Elected official from Queens, other legislators and civil rights advocates denounced Arizonas new immigration law last Thursday as hateful, unconstitutional and creating a climate of intolerance.
Protesters gathered on the steps of City Hall to condemn Arizona law SB1070, which takes effect in a few weeks. The legislation, signed into law by Gov. Jan Brewer, allows police to stop and question anybody they suspect might be an illegal alien.
Its simply unconstitutional, unacceptable and un-American, City Comptroller John Liu said. The former councilman represented Flushing, a heavily Asian community in Queens, the most ethnically diverse county in the United States.
Critics of the Arizona have called for boycotts of the state, home to the Grand Canyon, as well as the Arizona Diamondbacks baseball team.
Some form of boycott is necessary for the same reasons we, as a city, boycotted apartheid in South Africa more than 20 years ago, Liu said.
Most of those who spoke out against the Arizona law also urged Congress to overhaul U.S. immigration laws.
I and my colleagues are prepared to fight this hateful legislation by whatever means necessary, said City Councilman Ydanis Rodriguez (D-Manhattan).
Scores of demonstrators, representing a variety of ethnic and civil rights organizations outside City Hall, waved placards and cheered the speakers.
Councilman Daniel Dromm (D-Jackson Heights) said what immigrants want is what all New Yorkers want the right to pursue happiness and freedom in our great land.
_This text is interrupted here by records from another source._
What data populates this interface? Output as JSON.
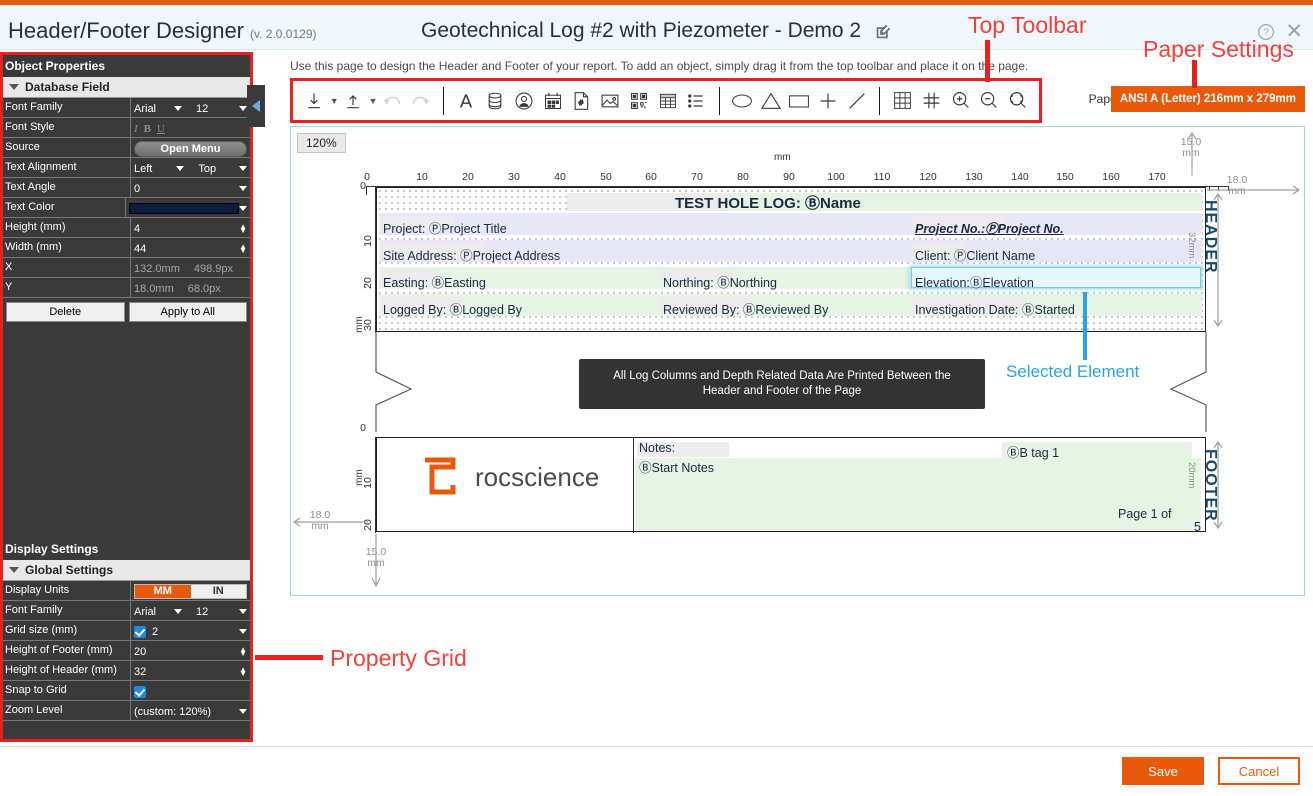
{
  "window": {
    "app_title": "Header/Footer Designer",
    "version": "(v. 2.0.0129)",
    "document_title": "Geotechnical Log #2 with Piezometer - Demo 2",
    "help_icon": "question-circle-icon",
    "close_icon": "close-icon",
    "edit_icon": "edit-pencil-icon"
  },
  "hint": "Use this page to design the Header and Footer of your report. To add an object, simply drag it from the top toolbar and place it on the page.",
  "paper": {
    "label": "Paper:",
    "value": "ANSI A (Letter) 216mm x 279mm"
  },
  "toolbar": {
    "items": [
      {
        "name": "import-icon",
        "glyph": "download",
        "caret": true
      },
      {
        "name": "export-icon",
        "glyph": "upload",
        "caret": true
      },
      {
        "name": "undo-icon",
        "glyph": "undo"
      },
      {
        "name": "redo-icon",
        "glyph": "redo"
      },
      {
        "name": "text-icon",
        "glyph": "A"
      },
      {
        "name": "database-field-icon",
        "glyph": "db"
      },
      {
        "name": "user-field-icon",
        "glyph": "user"
      },
      {
        "name": "date-field-icon",
        "glyph": "calendar"
      },
      {
        "name": "page-number-icon",
        "glyph": "hashpage"
      },
      {
        "name": "image-icon",
        "glyph": "picture"
      },
      {
        "name": "qr-code-icon",
        "glyph": "qr"
      },
      {
        "name": "table-icon",
        "glyph": "table"
      },
      {
        "name": "list-icon",
        "glyph": "list"
      },
      {
        "name": "ellipse-icon",
        "glyph": "ellipse"
      },
      {
        "name": "triangle-icon",
        "glyph": "triangle"
      },
      {
        "name": "rectangle-icon",
        "glyph": "rect"
      },
      {
        "name": "cross-icon",
        "glyph": "plus"
      },
      {
        "name": "line-icon",
        "glyph": "line"
      },
      {
        "name": "grid-icon",
        "glyph": "grid"
      },
      {
        "name": "snap-icon",
        "glyph": "snap"
      },
      {
        "name": "zoom-in-icon",
        "glyph": "zoomin"
      },
      {
        "name": "zoom-out-icon",
        "glyph": "zoomout"
      },
      {
        "name": "zoom-fit-icon",
        "glyph": "zoomfit"
      }
    ]
  },
  "object_properties": {
    "section_title": "Object Properties",
    "group_title": "Database Field",
    "rows": [
      {
        "label": "Font Family",
        "value": "Arial",
        "value2": "12",
        "type": "dual-select"
      },
      {
        "label": "Font Style",
        "value": "",
        "type": "font-style"
      },
      {
        "label": "Source",
        "value": "Open Menu",
        "type": "button"
      },
      {
        "label": "Text Alignment",
        "value": "Left",
        "value2": "Top",
        "type": "dual-select"
      },
      {
        "label": "Text Angle",
        "value": "0",
        "type": "select"
      },
      {
        "label": "Text Color",
        "value": "#0d1b3e",
        "type": "color"
      },
      {
        "label": "Height (mm)",
        "value": "4",
        "type": "spinner"
      },
      {
        "label": "Width (mm)",
        "value": "44",
        "type": "spinner"
      },
      {
        "label": "X",
        "value": "132.0mm",
        "value2": "498.9px",
        "type": "readonly"
      },
      {
        "label": "Y",
        "value": "18.0mm",
        "value2": "68.0px",
        "type": "readonly"
      }
    ],
    "delete_label": "Delete",
    "apply_all_label": "Apply to All"
  },
  "display_settings": {
    "section_title": "Display Settings",
    "group_title": "Global Settings",
    "rows": [
      {
        "label": "Display Units",
        "value": "MM",
        "value2": "IN",
        "type": "units"
      },
      {
        "label": "Font Family",
        "value": "Arial",
        "value2": "12",
        "type": "dual-select"
      },
      {
        "label": "Grid size (mm)",
        "value": "2",
        "type": "check-select"
      },
      {
        "label": "Height of Footer (mm)",
        "value": "20",
        "type": "spinner"
      },
      {
        "label": "Height of Header (mm)",
        "value": "32",
        "type": "spinner"
      },
      {
        "label": "Snap to Grid",
        "value": "",
        "type": "checkbox"
      },
      {
        "label": "Zoom Level",
        "value": "(custom: 120%)",
        "type": "select"
      }
    ]
  },
  "canvas": {
    "zoom_badge": "120%",
    "ruler_unit": "mm",
    "h_ticks": [
      0,
      10,
      20,
      30,
      40,
      50,
      60,
      70,
      80,
      90,
      100,
      110,
      120,
      130,
      140,
      150,
      160,
      170
    ],
    "v_ticks_header": [
      0,
      10,
      20,
      30
    ],
    "v_ticks_footer": [
      0,
      10,
      20
    ],
    "header_fields": [
      {
        "text": "TEST HOLE LOG: ⒷName",
        "bold": true
      },
      {
        "text": "Project:  ⓅProject Title"
      },
      {
        "text": "Site Address:  ⓅProject Address"
      },
      {
        "text": "Easting:  ⒷEasting"
      },
      {
        "text": "Logged By:  ⒷLogged By"
      },
      {
        "text": "Northing: ⒷNorthing"
      },
      {
        "text": "Reviewed By: ⒷReviewed By"
      },
      {
        "text": "Project No.:ⓅProject No."
      },
      {
        "text": "Client: ⓅClient Name"
      },
      {
        "text": "Elevation:ⒷElevation"
      },
      {
        "text": "Investigation Date:  ⒷStarted"
      }
    ],
    "banner_line1": "All Log Columns and Depth Related Data Are Printed Between the",
    "banner_line2": "Header and Footer of the Page",
    "footer_fields": [
      {
        "text": "Notes:"
      },
      {
        "text": "ⒷStart Notes"
      },
      {
        "text": "ⒷB tag 1"
      },
      {
        "text": "Page 1 of"
      },
      {
        "text": "5"
      }
    ],
    "logo_text": "rocscience",
    "dims": {
      "top_margin": "15.0\nmm",
      "right_margin": "18.0\nmm",
      "left_margin": "18.0\nmm",
      "bottom_margin": "15.0\nmm",
      "header_height": "32mm",
      "footer_height": "20mm",
      "header_word": "HEADER",
      "footer_word": "FOOTER"
    }
  },
  "annotations": [
    {
      "name": "annotation-top-toolbar",
      "text": "Top Toolbar",
      "color": "#f0423c"
    },
    {
      "name": "annotation-paper-settings",
      "text": "Paper Settings",
      "color": "#f0423c"
    },
    {
      "name": "annotation-property-grid",
      "text": "Property Grid",
      "color": "#f0423c"
    },
    {
      "name": "annotation-selected-element",
      "text": "Selected Element",
      "color": "#29a3e3"
    }
  ],
  "footer_buttons": {
    "save": "Save",
    "cancel": "Cancel"
  }
}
What matters is where we are going together.
About half of Queens population of 2.2 million are immigrants.
Council Speaker Christine Quinn (D-Manhattan) said this bill strips away the core of what America stands for and promotes intolerance. She added, I am deeply troubled by the law signed by Arizona Gov. Brewer and the message it sends to those who believe immigrants have no place, protection or rights here in the United States.
Pointing to Councilwoman Gayle Brewer (D-Manhattan), Quinn said, We want it known that the Arizona governor is no relation to our councilwoman.
Ana Maria Archila, co-director of Make the Road New York, said the Arizona law sends the chilling message to Latino communities across the country that we are not welcome here, that the U.S. is not our country.
Councilwoman Diana Reyna (D-Brooklyn) said the Arizona law was an affront to all Americans, not just the Latino community. Reyna condemned what she called a legacy of xenophobia among parts of our society.
Among elected officials at the rally were Council members Elizabeth Crowley (D-Middle Village) and Mark Weprin (D-Oakland Gardens).